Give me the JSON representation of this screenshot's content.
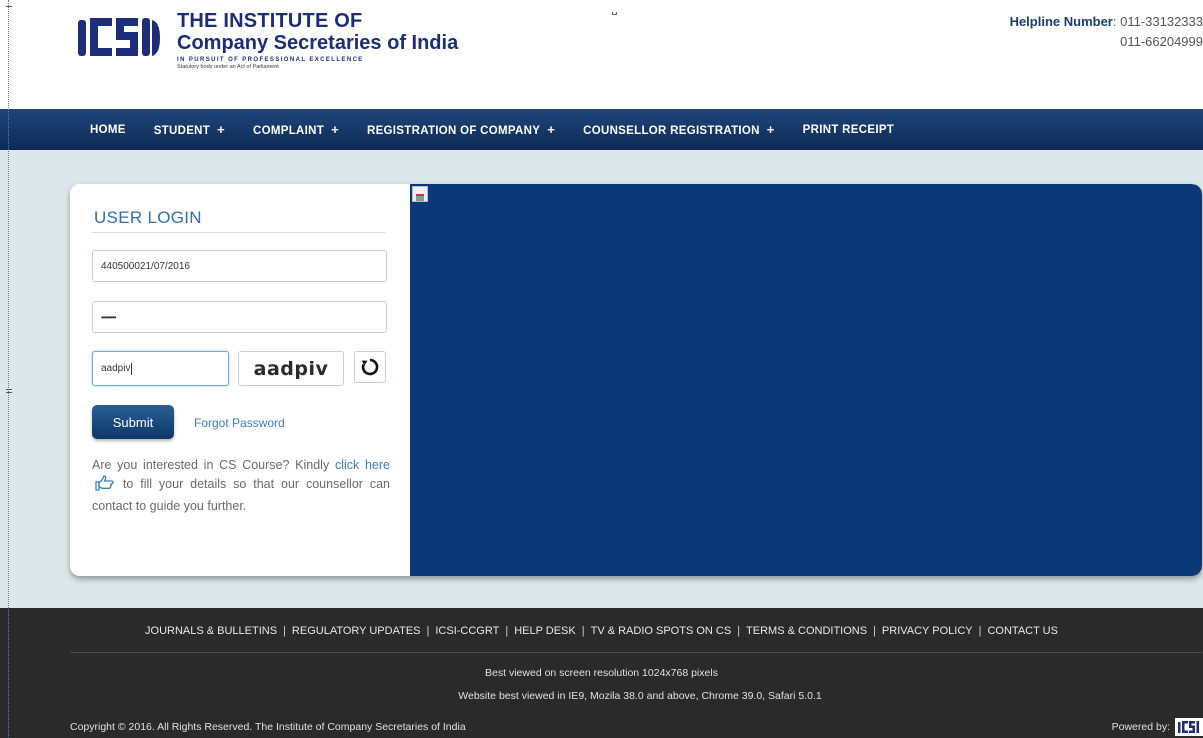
{
  "header": {
    "org_line1": "THE INSTITUTE OF",
    "org_line2": "Company Secretaries of India",
    "tagline": "IN PURSUIT OF PROFESSIONAL EXCELLENCE",
    "subtagline": "Statutory body under an Act of Parliament",
    "helpline_label": "Helpline Number",
    "helpline_1": "011-33132333",
    "helpline_2": "011-66204999"
  },
  "nav": {
    "items": [
      {
        "label": "HOME",
        "has_plus": false
      },
      {
        "label": "STUDENT",
        "has_plus": true
      },
      {
        "label": "COMPLAINT",
        "has_plus": true
      },
      {
        "label": "REGISTRATION OF COMPANY",
        "has_plus": true
      },
      {
        "label": "COUNSELLOR REGISTRATION",
        "has_plus": true
      },
      {
        "label": "PRINT RECEIPT",
        "has_plus": false
      }
    ],
    "plus_symbol": "+"
  },
  "login": {
    "title": "USER LOGIN",
    "username_value": "440500021/07/2016",
    "password_value": "••••••••",
    "captcha_input_value": "aadpiv",
    "captcha_text": "aadpiv",
    "submit_label": "Submit",
    "forgot_label": "Forgot Password",
    "info_prefix": "Are you interested in CS Course? Kindly",
    "info_link": "click here",
    "info_suffix": "to fill your details so that our counsellor can contact to guide you further."
  },
  "footer": {
    "links": [
      "JOURNALS & BULLETINS",
      "REGULATORY UPDATES",
      "ICSI-CCGRT",
      "HELP DESK",
      "TV & RADIO SPOTS ON CS",
      "TERMS & CONDITIONS",
      "PRIVACY POLICY",
      "CONTACT US"
    ],
    "separator": "|",
    "line1": "Best viewed on screen resolution 1024x768 pixels",
    "line2": "Website best viewed in IE9, Mozila 38.0 and above, Chrome 39.0, Safari 5.0.1",
    "copyright": "Copyright © 2016. All Rights Reserved. The Institute of Company Secretaries of India",
    "powered_by": "Powered by:"
  },
  "colors": {
    "navy": "#0b3879",
    "brand_blue": "#1c2e7a",
    "link_blue": "#3b7cc0",
    "footer_bg": "#2a2a2a"
  }
}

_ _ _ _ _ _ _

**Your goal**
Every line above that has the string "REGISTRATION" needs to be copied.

**Your solution**
        "label": "REGISTRATION OF COMPANY",
        "label": "COUNSELLOR REGISTRATION",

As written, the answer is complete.